“Jeff and I raised adventuresome daughters by spending a lot of time outside with them! We are fortunate that our girls have always loved doing what we do. We try to expose them to everything we love like horses, hiking, fishing, surfing, and of course skiing. A Sunday family funday at our house entailed taking them hiking with their skis and boots strapped to their backpacks in July to ski Sacajawea peak in the Bridger mountains. We played a lot of Eye Spy with My Little Eye as we made the trek up the mountain. They were only 10 and 7 years old and they loved it! I can remember one time when the wind was blowing so hard my youngest daughter was almost knocked over. She was very scared, but we worked through it and by the time we got to the snow and she started skiing she forgot all about being afraid. Both girls had skied the Big Couloir at Big Sky resort by the age of 8!

The most fortunate thing that happened to our girls at a young age was finding Keely’s Camp. Keely’s Camp coaches have been the best role models for both of our girls! Both daughters have enjoyed the ski racing camps at Mt. Hood and the Backcountry camps at Bell Lake Yurt and Iceland.

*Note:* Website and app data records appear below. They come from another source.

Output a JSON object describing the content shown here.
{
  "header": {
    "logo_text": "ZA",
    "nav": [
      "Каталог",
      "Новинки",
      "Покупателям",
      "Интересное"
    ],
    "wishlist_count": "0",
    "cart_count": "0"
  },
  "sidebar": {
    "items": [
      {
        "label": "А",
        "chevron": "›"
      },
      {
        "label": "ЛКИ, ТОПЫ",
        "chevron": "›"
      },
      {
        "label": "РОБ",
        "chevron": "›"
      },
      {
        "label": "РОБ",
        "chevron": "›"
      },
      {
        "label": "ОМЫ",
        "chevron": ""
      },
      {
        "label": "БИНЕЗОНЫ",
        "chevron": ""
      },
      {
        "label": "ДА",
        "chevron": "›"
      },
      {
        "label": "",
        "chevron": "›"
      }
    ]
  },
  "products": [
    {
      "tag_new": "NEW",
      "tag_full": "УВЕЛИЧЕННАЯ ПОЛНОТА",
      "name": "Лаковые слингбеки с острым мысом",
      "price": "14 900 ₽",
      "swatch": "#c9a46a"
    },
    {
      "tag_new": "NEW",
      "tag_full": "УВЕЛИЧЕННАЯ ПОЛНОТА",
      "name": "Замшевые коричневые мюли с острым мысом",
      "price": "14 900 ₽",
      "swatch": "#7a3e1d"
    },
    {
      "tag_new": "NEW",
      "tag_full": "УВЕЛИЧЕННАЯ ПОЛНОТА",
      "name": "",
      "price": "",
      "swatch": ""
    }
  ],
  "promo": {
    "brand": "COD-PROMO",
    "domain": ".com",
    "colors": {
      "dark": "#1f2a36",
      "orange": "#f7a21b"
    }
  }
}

We have always taught our daughters that there isn’t anything they can’t do. We have told them to always work hard and not to fear failure! You fail if you never try!”